“Not only are we looking for good players on the field, we want to know if they’re good kids off the field,” said Ryan, who also coaches Loudoun Soccer’s trio ofU-16 boys teams. “We want to know if they’ll add to the mixture of the group or if they’ll disrupt it. The ability of the player on the field is one thing, but their character off the field and how they conduct themselves around the group is also very important.”

Randy May is Co-Head Coach of the U-16 Girls program, and said that to him, technical abilities and decision making are the first things he looks at in a player.

“When I’m watching these scrimmages I’m always looking for good decision making on the ball,” said May, who is also Director of College Placement for Loudoun Soccer. “Are they problem solvers? If Player A can solve a problem, meaning he’s picking the ball out of the air or making the smart pass, versus Player B who gets the ball and he can’t make it work. It’s about how you are going to solve a particular situation on the field.”

For May and Ryan, the decision-making process for this year’s teams will not be as demanding as it will be for other coaches who have essentially entire rosters to fill out. May’s squad, the U-16 girls, has a core group of players moving up together who are expected to play important roles with the team.
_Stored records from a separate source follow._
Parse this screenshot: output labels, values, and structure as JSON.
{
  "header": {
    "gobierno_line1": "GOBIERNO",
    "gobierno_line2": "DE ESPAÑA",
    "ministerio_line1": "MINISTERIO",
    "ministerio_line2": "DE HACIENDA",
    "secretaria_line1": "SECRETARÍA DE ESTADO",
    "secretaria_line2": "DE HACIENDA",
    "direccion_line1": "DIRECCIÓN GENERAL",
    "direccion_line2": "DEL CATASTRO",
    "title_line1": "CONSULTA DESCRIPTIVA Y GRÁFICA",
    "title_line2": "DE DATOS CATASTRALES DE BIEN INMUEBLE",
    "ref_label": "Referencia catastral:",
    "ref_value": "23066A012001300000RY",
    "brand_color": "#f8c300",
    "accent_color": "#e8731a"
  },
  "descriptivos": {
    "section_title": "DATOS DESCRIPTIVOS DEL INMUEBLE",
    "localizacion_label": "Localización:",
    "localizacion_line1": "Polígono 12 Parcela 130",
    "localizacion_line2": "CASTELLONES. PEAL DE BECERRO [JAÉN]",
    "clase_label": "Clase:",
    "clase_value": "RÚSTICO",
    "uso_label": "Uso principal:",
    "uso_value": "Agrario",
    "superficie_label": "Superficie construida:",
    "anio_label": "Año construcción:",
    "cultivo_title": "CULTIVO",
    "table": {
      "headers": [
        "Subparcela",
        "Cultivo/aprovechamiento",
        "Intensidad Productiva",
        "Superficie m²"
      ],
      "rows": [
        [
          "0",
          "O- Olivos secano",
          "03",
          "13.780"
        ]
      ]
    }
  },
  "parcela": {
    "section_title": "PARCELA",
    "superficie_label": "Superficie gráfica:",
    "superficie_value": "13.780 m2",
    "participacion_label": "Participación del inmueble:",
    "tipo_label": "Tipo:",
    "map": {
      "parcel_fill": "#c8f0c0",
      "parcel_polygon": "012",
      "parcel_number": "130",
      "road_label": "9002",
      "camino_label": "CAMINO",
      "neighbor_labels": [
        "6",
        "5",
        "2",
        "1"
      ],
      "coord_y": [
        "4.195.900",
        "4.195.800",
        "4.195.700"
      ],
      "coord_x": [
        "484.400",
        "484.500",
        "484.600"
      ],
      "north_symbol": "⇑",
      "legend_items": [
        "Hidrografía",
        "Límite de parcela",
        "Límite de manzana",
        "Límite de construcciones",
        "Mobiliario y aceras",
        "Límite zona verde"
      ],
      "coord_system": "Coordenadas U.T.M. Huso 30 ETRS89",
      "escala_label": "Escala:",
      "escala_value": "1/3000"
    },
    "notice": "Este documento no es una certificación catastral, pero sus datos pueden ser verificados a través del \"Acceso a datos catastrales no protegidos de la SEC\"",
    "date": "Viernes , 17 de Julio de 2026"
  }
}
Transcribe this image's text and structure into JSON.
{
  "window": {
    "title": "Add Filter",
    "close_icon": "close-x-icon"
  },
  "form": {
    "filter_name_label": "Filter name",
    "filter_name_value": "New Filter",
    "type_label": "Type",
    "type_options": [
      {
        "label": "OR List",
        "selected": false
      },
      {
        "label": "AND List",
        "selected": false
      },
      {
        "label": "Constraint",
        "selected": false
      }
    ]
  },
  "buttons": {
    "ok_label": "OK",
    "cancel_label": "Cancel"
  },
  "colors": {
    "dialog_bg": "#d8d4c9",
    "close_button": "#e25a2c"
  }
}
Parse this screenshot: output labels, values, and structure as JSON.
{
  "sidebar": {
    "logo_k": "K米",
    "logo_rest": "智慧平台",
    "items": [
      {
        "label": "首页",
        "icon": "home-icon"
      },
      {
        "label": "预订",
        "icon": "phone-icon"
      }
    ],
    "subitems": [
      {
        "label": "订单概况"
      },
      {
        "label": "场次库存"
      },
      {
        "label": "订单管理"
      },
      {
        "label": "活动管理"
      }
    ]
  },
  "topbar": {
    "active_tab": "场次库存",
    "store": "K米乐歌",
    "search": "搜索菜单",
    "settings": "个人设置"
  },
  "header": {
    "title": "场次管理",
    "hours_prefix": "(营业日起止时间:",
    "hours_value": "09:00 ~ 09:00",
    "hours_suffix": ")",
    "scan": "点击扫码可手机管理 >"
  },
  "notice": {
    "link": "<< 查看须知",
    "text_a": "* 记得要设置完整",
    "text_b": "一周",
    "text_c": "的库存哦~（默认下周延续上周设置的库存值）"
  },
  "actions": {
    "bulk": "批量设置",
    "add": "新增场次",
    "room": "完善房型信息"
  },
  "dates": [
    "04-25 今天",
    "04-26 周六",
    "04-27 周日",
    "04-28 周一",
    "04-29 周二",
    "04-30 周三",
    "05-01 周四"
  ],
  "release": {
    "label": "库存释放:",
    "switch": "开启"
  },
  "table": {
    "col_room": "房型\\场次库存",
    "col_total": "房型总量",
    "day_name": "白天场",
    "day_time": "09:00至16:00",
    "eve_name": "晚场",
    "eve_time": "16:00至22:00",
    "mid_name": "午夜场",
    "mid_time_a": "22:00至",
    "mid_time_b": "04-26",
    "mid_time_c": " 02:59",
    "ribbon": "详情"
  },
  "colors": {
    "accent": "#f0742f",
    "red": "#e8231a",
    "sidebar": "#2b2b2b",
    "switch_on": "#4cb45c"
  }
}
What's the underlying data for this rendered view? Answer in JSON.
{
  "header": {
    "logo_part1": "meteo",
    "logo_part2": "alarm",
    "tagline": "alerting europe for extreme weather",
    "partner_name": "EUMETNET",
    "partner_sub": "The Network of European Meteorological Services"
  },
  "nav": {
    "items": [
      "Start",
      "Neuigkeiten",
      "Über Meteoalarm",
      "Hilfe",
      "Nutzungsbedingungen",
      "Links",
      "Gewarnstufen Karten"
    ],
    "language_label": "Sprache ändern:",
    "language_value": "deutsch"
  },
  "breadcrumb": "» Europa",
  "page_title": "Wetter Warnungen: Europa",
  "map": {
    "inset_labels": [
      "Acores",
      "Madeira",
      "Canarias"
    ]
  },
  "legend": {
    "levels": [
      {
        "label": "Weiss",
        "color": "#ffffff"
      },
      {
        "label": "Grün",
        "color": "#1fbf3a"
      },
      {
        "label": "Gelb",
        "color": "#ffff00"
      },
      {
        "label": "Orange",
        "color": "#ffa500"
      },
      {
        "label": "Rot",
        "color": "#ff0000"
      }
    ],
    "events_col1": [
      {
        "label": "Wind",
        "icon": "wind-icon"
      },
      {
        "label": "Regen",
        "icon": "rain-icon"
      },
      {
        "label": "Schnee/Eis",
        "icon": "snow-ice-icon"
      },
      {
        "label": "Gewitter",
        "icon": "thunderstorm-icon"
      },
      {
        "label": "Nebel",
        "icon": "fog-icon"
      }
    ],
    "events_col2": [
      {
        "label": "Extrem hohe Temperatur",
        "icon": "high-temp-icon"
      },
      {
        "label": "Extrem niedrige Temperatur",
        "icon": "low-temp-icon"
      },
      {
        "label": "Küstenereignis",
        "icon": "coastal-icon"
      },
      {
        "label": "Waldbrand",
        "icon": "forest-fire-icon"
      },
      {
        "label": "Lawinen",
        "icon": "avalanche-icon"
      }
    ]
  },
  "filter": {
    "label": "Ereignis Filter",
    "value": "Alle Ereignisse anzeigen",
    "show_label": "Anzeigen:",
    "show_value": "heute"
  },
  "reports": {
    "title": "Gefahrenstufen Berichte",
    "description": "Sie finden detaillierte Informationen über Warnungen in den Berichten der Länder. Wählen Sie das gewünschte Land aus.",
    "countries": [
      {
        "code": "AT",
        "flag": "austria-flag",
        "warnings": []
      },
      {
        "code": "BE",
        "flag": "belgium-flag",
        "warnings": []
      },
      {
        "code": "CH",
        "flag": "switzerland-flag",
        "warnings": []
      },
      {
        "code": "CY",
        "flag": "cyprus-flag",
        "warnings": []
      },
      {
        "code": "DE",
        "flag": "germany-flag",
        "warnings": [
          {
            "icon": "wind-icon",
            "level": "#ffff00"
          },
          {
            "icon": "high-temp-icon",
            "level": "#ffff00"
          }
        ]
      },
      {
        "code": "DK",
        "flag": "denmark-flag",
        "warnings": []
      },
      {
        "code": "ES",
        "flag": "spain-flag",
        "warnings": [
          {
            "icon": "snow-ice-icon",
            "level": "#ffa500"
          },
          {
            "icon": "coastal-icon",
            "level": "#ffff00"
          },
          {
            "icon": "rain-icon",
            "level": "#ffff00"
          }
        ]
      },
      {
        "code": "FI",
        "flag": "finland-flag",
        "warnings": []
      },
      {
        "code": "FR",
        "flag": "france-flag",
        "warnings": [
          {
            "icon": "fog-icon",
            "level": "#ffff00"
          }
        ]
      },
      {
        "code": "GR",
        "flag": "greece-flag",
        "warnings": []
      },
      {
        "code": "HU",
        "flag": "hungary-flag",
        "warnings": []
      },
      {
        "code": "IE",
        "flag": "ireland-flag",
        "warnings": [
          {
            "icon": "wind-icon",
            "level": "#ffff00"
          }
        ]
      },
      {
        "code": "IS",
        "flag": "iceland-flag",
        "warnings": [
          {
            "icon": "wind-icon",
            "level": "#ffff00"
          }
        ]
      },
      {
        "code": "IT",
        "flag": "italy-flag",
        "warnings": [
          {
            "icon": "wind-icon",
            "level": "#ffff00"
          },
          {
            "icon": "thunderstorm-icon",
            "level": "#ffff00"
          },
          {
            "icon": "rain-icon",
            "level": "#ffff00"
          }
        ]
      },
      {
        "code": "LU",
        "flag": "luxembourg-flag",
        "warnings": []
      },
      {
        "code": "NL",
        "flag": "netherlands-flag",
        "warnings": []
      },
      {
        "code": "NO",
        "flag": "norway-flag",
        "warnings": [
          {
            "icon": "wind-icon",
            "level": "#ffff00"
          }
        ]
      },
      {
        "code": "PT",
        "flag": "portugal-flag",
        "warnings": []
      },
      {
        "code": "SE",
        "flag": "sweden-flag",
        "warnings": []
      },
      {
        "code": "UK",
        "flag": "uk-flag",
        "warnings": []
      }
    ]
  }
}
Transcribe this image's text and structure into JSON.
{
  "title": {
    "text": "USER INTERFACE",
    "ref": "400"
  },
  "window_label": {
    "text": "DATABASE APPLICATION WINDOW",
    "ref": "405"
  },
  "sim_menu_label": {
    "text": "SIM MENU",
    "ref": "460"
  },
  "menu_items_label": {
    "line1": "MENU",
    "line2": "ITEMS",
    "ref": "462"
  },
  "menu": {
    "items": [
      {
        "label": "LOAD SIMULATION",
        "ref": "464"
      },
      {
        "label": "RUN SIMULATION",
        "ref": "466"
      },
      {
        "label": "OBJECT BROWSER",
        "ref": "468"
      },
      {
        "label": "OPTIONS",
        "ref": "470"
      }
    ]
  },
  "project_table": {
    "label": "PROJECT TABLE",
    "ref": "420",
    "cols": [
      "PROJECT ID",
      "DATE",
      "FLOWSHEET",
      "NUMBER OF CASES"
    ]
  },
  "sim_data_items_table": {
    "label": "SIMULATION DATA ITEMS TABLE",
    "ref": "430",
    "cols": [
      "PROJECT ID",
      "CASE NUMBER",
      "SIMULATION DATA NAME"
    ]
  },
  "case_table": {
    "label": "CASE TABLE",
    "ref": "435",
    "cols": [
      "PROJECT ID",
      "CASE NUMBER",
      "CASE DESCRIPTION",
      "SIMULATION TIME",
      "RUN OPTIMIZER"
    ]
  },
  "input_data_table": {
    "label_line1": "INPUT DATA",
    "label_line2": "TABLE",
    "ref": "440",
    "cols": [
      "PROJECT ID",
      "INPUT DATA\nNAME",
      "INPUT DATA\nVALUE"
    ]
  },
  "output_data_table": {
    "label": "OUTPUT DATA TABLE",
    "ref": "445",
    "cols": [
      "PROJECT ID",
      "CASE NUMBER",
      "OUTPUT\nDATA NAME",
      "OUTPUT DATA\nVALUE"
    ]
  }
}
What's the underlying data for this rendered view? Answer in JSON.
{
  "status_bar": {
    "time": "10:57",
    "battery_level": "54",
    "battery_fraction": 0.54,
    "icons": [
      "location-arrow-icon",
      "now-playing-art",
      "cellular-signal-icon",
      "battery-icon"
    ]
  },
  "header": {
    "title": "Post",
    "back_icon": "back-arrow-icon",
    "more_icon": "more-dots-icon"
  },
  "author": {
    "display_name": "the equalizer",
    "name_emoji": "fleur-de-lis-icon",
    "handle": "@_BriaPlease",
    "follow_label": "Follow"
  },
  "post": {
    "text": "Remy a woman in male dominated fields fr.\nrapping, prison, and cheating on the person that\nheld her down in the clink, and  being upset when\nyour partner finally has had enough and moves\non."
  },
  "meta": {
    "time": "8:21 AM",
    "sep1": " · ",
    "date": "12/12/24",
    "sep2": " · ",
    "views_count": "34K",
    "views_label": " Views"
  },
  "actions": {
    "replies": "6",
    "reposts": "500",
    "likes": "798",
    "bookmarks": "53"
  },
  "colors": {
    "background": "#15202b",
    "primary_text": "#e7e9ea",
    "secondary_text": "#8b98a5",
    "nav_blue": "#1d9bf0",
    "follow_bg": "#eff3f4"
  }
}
Ryan’s group is actually three squads, a red team, a black team and a white team, listed in order from highest to lowest in rank, which means Ryan and the rest of the coaching staff will get to keep about 80 percent of the tryout participants on one of the teams.

“Going into their sophomore year in high school, to have three competitive teams in this age group is great,” said Ryan. “It means a lot of kids are playing soccer and we have a lot of great players in our program.”

At Monday’s tryout session, the U-16 boys took up two of the six soccer fields at Phillip A. Bolen Park in Leesburg, Va. with free-flowing, full-sided scrimmages and still had players waiting to be rotated in. Despite the whirlwind around them, Ryan and his three- to four-man coaching staff were turning back and forth between the two fields and still managing to keep tabs on every player on the pitches.

“A lot of people might look at us and say, ‘Wow, what are they doing?’ But there is a method to the madness,” explained Ryan. “The players that are currently on the rosters are being evaluated year-round, so we know a lot of our own players. The biggest challenge is looking at the kids that we aren’t familiar with, trying to get a good handle on those players as quickly as possible within the mix of the players we currently have. We are organized in everything and we’re trying to see players and give them the best opportunity to try and show themselves.”

The main goal of Ryan and the rest of Loudoun’s staff is not just to build the best teams in a competitive sense, but also to make sure every player in the program is in the best place for their individual needs. They believe that if they treat the needs of the kids with the same level of importance as the teams’ success, the two will go hand in hand. The organization has set lofty goals, like sending at least three teams from the younger age groups to the final four in the Virginia State Cup next spring, and the increasing number of Loudoun products continuing their soccer careers at strong college programs suggests that player development is on track as well.

And it all starts with an acute attention to detail in the tryouts process.